• The problem
Line by line, return the material below exactly as it reads.

Top of Data excerpts

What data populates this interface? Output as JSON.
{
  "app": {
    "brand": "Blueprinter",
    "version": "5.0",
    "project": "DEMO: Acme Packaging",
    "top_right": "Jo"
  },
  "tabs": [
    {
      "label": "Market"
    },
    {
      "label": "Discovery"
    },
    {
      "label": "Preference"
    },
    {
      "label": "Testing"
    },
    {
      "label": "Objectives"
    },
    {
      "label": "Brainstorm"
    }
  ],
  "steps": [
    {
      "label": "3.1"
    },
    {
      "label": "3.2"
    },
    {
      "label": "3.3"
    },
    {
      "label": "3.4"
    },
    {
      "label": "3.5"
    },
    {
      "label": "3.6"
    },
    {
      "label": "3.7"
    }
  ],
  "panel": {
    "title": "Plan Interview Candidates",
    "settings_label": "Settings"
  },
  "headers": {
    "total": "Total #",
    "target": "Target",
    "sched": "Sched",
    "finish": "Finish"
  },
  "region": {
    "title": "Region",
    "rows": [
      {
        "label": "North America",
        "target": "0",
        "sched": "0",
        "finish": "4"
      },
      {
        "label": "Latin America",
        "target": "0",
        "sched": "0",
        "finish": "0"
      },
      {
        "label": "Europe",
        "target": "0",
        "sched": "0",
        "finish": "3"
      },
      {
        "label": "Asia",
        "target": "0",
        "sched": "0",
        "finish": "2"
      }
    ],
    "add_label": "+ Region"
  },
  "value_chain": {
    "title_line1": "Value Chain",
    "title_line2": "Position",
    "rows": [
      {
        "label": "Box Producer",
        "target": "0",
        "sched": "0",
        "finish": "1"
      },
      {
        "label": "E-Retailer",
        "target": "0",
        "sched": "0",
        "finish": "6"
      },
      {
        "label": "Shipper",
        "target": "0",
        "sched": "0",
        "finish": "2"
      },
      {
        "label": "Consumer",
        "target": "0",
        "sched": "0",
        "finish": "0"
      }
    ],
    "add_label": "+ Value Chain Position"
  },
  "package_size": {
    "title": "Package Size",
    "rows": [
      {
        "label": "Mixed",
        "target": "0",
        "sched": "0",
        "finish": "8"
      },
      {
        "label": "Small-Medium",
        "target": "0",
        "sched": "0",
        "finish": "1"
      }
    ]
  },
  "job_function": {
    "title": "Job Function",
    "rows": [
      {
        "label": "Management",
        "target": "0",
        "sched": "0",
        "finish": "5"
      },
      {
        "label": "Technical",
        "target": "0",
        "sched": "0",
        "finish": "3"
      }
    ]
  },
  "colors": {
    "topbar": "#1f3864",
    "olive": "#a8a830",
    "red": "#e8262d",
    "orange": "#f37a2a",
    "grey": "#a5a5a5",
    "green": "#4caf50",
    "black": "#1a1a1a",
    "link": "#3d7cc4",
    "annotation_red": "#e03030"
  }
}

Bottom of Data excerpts

• Solution
What data populates this interface? Output as JSON.
{
  "app": {
    "brand": "Blueprinter",
    "version": "5.0",
    "project": "DEMO: Acme Packaging",
    "top_right": "Jo"
  },
  "tabs": [
    {
      "label": "Market"
    },
    {
      "label": "Discovery"
    },
    {
      "label": "Preference"
    },
    {
      "label": "Testing"
    },
    {
      "label": "Objectives"
    },
    {
      "label": "Brainstorm"
    }
  ],
  "steps": [
    {
      "label": "3.1"
    },
    {
      "label": "3.2"
    },
    {
      "label": "3.3"
    },
    {
      "label": "3.4"
    },
    {
      "label": "3.5"
    },
    {
      "label": "3.6"
    },
    {
      "label": "3.7"
    }
  ],
  "panel": {
    "title": "Plan Interview Candidates",
    "settings_label": "Settings"
  },
  "headers": {
    "total": "Total #",
    "target": "Target",
    "sched": "Sched",
    "finish": "Finish"
  },
  "region": {
    "title": "Region",
    "rows": [
      {
        "label": "North America",
        "target": "0",
        "sched": "0",
        "finish": "4"
      },
      {
        "label": "Latin America",
        "target": "0",
        "sched": "0",
        "finish": "0"
      },
      {
        "label": "Europe",
        "target": "0",
        "sched": "0",
        "finish": "3"
      },
      {
        "label": "Asia",
        "target": "0",
        "sched": "0",
        "finish": "2"
      }
    ],
    "add_label": "+ Region"
  },
  "value_chain": {
    "title_line1": "Value Chain",
    "title_line2": "Position",
    "rows": [
      {
        "label": "Box Producer",
        "target": "0",
        "sched": "0",
        "finish": "1"
      },
      {
        "label": "E-Retailer",
        "target": "0",
        "sched": "0",
        "finish": "6"
      },
      {
        "label": "Shipper",
        "target": "0",
        "sched": "0",
        "finish": "2"
      },
      {
        "label": "Consumer",
        "target": "0",
        "sched": "0",
        "finish": "0"
      }
    ],
    "add_label": "+ Value Chain Position"
  },
  "package_size": {
    "title": "Package Size",
    "rows": [
      {
        "label": "Mixed",
        "target": "0",
        "sched": "0",
        "finish": "8"
      },
      {
        "label": "Small-Medium",
        "target": "0",
        "sched": "0",
        "finish": "1"
      }
    ]
  },
  "job_function": {
    "title": "Job Function",
    "rows": [
      {
        "label": "Management",
        "target": "0",
        "sched": "0",
        "finish": "5"
      },
      {
        "label": "Technical",
        "target": "0",
        "sched": "0",
        "finish": "3"
      }
    ]
  },
  "colors": {
    "topbar": "#1f3864",
    "olive": "#a8a830",
    "red": "#e8262d",
    "orange": "#f37a2a",
    "grey": "#a5a5a5",
    "green": "#4caf50",
    "black": "#1a1a1a",
    "link": "#3d7cc4",
    "annotation_red": "#e03030"
  }
}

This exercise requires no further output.